In other words, what doesn't create or sustain being in love. It could be a daily routine, how you spend your time together, or even your wedding-planning priorities. I recommend starting with something small to learn the skill. And if your partner isn't excited about the task, begin with something that doesn't work for him. After men see that deal making is about getting what matters most to each of you instead of giving it up, they usually get on board.
2. Finish this sentence: "If I had it all my way..."
Whoever feels most passionate about the topic should go first. Here the wording is key because it's been proven to help people express their "heart's desire." In difficult conversations, we tend to play it safe and ask for only the things we believe are available, like choosing from a menu. When we pick from a limited set of options rather than going off menu, we don't get what we truly want. As a heart's desire is expressed, what matters becomes clear and insignificant details fall away. Feeling silly or vulnerable when going through this exercise means you're on the right track. Keep going.
3. Listen with curiosity and patience.
Don't try to solve the problem right off. Focus on understanding what your partner is describing when he says what "all his way" looks like. You'll be amazed at how much you'll learn about each other through this process and how many false assumptions are revealed. "Can you tell me more about that?" is a simple way to offer encouragement.
My husband, Greg, and I went through this many years ago over our dinner routine. I love to cook, but since his nights were unpredictable, I had to stay flexible, and I resented being "on call." When I finally brought the issue up in frustration, I found out he didn't even want dinner on the table when he got home. While I'd felt dominated by his erratic schedule, he'd felt constrained by having a deadline. With "freedom" holding a high value for both us, we were equally unhappy.
4. Find out why he wants it the way he wants it.
Once you've heard what it looks like when your partner gets his way, ask, "What would having it all your way provide?" The focus is still on understanding each other, and when the motivation behind a need is explained, what at first seemed unreasonable can become compelling and fuel creative thinking. Again, be careful not to interject, take guesses, or change the subject, which will muddy up the conversation. Just let him have his say and wait for the moment to have yours. If the conversation grows contentious or one of you starts to get defensive, it's a sign that you're trying to problem-solve prematurely.
5. Find the Win-Win.
When both partners have said their heart's desire, "I like your way better than mine!" is a common reaction. Or you might have a brand-new idea that is even closer to your partnership values. Other couples want to think about it for a few days to let things percolate. Some couples experience immediate clarity — which is how Greg and I ended up with a set dinnertime. He could make a stop on the way home or finish a last task at work, and I could start dinner when I was ready. Because the guesswork was taken out of the equation, we found the freedom we needed; problem solved. (Note: When the circumstances change, you make new deals. I now run my own company and Greg is working part-time, so guess who does the cooking?)

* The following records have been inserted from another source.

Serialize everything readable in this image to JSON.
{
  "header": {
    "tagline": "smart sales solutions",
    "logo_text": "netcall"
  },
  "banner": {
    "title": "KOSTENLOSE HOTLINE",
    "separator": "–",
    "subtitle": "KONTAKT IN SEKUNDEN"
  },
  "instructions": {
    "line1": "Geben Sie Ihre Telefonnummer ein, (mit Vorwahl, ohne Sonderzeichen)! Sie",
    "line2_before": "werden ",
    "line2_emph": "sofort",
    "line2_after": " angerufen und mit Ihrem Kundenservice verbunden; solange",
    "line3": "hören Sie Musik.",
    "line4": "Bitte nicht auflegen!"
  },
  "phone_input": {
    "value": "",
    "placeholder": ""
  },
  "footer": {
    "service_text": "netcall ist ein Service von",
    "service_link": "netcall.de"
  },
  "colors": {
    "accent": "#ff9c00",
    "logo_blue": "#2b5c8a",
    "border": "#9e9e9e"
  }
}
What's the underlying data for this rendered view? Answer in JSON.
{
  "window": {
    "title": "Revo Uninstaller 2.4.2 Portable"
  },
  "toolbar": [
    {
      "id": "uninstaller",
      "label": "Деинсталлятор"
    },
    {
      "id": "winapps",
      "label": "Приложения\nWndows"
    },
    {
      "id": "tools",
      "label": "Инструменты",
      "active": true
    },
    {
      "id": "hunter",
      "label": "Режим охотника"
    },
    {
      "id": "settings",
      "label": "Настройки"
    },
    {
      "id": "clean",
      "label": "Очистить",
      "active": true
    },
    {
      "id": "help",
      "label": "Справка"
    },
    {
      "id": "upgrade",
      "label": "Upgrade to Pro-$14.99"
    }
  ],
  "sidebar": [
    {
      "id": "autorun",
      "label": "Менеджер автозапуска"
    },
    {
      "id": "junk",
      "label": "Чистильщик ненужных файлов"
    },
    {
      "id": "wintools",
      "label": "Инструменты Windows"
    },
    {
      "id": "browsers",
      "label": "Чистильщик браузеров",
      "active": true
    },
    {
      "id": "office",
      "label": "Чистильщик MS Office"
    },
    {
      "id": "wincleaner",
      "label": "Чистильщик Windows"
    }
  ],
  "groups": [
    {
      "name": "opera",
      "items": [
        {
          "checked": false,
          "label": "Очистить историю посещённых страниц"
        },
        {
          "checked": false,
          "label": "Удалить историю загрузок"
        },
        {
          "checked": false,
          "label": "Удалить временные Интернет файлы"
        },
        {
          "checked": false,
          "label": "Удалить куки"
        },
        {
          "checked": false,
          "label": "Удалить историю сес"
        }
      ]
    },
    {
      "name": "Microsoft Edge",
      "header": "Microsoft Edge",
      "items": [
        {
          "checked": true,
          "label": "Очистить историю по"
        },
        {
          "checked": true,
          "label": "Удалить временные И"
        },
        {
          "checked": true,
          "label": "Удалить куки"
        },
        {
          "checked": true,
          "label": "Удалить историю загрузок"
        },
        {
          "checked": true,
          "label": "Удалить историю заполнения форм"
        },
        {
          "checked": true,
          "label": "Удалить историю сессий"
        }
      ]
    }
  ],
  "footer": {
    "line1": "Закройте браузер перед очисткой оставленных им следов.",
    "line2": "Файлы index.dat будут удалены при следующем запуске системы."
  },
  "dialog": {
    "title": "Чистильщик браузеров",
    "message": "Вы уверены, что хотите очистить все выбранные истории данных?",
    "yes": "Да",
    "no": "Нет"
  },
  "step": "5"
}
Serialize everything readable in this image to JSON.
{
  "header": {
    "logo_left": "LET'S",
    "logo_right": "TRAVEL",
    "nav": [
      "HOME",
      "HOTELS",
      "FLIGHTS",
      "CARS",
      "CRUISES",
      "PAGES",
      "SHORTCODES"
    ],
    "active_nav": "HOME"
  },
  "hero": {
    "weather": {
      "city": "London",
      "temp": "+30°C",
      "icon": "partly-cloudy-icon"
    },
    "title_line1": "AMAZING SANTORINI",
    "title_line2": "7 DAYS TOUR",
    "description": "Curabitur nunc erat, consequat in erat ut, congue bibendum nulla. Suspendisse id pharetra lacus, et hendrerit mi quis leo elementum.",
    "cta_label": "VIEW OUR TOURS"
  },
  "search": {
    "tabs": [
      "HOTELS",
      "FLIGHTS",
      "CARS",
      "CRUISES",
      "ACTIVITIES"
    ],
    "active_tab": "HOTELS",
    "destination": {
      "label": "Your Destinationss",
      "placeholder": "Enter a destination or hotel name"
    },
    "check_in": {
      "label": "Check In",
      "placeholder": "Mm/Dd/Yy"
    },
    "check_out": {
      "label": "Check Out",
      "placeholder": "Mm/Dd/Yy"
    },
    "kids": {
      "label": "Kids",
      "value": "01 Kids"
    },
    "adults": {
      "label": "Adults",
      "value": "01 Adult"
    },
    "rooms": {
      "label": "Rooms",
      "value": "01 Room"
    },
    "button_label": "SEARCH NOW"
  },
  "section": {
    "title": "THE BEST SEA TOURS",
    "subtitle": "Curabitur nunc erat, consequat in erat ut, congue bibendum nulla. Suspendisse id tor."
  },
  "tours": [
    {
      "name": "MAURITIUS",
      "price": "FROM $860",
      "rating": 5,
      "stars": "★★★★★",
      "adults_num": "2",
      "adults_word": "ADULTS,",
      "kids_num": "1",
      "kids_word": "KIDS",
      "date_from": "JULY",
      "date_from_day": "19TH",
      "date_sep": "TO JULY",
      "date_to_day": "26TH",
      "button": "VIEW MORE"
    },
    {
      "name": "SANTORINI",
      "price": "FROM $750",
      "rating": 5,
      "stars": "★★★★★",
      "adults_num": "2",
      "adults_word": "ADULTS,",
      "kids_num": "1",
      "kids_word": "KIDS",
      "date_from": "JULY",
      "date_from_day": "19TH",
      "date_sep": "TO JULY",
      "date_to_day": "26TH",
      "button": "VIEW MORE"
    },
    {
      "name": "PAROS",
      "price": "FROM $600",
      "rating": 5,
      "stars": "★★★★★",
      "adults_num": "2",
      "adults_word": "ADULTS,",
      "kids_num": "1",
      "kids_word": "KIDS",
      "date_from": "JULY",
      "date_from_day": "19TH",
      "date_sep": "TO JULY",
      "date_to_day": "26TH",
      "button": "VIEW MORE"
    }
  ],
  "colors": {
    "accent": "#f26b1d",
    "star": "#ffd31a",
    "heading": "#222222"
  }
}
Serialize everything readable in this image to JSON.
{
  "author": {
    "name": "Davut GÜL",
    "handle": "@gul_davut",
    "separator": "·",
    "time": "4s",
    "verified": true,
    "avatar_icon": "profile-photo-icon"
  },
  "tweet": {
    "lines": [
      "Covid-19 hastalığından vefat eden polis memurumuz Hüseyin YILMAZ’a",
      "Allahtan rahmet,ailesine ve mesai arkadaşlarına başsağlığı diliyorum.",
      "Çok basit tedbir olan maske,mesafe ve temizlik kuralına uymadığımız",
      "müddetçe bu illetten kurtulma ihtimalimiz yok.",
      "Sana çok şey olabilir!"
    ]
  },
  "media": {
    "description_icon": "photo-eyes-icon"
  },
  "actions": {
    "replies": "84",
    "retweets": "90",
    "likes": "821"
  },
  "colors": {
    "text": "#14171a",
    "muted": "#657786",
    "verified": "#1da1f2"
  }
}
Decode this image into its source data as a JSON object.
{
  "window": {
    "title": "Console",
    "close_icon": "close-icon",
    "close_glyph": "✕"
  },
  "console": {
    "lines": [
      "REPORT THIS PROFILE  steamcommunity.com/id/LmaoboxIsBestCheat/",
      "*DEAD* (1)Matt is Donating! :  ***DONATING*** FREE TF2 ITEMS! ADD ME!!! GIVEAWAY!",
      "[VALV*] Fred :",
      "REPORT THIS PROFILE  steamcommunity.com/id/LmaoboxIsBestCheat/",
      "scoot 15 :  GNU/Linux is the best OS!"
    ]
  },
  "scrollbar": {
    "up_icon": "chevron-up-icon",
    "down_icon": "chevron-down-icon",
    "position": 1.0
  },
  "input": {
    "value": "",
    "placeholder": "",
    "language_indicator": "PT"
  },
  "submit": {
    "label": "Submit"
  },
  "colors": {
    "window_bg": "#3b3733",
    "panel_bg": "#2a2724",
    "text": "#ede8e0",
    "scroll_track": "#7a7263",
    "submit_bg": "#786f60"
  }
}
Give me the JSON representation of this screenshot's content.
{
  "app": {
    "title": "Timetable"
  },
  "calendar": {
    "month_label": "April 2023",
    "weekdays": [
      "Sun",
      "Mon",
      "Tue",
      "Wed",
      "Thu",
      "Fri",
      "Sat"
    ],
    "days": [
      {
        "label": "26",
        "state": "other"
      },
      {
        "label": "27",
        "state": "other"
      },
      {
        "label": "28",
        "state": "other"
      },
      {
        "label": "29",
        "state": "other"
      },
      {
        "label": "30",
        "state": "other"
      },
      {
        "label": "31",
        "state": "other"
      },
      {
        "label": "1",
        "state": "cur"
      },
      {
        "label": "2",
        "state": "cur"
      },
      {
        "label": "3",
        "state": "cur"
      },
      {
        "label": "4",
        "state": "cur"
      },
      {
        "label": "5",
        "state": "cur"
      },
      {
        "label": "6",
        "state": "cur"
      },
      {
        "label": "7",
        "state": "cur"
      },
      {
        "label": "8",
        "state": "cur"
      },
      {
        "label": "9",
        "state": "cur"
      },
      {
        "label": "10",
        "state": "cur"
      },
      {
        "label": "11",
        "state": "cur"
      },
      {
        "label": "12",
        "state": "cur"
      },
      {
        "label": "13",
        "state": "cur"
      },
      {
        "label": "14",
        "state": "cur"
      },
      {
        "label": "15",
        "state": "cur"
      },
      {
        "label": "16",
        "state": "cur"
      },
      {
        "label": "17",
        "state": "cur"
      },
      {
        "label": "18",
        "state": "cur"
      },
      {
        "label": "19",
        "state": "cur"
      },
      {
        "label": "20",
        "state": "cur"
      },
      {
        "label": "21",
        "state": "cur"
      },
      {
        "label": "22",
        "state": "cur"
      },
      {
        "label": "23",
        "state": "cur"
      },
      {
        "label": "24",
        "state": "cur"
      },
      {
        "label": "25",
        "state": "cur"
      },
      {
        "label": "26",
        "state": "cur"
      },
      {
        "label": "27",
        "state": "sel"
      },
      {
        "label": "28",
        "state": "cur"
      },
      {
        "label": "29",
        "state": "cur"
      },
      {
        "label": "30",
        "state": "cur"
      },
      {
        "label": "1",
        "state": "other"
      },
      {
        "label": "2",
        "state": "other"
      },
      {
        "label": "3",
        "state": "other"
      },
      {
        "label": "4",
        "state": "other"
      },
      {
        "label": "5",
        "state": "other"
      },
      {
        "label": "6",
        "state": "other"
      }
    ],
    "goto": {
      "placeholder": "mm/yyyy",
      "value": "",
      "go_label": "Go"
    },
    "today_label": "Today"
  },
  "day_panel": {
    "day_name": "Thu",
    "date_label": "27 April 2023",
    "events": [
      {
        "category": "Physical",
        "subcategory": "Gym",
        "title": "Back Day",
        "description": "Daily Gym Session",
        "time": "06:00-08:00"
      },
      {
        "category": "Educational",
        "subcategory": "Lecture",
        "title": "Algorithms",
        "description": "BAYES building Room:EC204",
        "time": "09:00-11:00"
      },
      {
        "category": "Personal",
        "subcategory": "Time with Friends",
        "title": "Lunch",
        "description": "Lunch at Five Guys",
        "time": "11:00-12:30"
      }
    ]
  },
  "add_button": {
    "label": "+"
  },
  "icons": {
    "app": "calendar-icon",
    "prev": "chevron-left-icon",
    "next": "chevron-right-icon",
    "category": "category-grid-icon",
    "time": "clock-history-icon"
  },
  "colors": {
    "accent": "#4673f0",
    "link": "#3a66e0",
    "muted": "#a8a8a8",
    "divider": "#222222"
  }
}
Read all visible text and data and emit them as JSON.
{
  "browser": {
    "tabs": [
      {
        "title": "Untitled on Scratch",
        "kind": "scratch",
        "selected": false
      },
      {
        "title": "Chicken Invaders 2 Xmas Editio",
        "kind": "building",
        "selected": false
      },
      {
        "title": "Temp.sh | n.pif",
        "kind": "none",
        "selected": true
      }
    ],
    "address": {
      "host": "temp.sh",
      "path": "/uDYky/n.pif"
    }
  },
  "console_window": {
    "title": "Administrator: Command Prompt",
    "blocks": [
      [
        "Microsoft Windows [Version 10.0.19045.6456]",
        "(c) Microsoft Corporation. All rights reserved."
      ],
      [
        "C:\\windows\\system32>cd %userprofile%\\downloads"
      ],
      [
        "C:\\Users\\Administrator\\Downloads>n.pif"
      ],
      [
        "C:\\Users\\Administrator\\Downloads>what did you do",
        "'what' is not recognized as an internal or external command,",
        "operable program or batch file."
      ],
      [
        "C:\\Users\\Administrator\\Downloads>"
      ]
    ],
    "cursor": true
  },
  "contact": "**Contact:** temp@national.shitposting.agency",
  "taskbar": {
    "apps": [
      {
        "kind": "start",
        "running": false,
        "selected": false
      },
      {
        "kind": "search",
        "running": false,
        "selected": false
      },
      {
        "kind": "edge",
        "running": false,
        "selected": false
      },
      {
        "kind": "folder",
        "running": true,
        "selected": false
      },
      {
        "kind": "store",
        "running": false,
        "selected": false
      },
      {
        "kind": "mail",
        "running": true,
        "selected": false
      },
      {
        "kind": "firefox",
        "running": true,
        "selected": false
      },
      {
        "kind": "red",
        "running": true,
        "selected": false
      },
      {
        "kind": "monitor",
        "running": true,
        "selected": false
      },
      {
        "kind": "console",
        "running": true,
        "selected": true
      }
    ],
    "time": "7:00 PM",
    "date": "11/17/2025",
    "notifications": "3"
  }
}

How do you know when you've come up with a great solution? When you both feel like you got a sweet deal and not like you've given up something important by meeting at a middle point where no one is happy. Your new agreement — which you should write down, by the way, or you may forget it and allow old habits to slip back in place — will be sustainable, unlike compromising, which often gets harder to swallow as time passes. It's much more satisfying to give the person you love as close to his way as possible — and have him return the favor.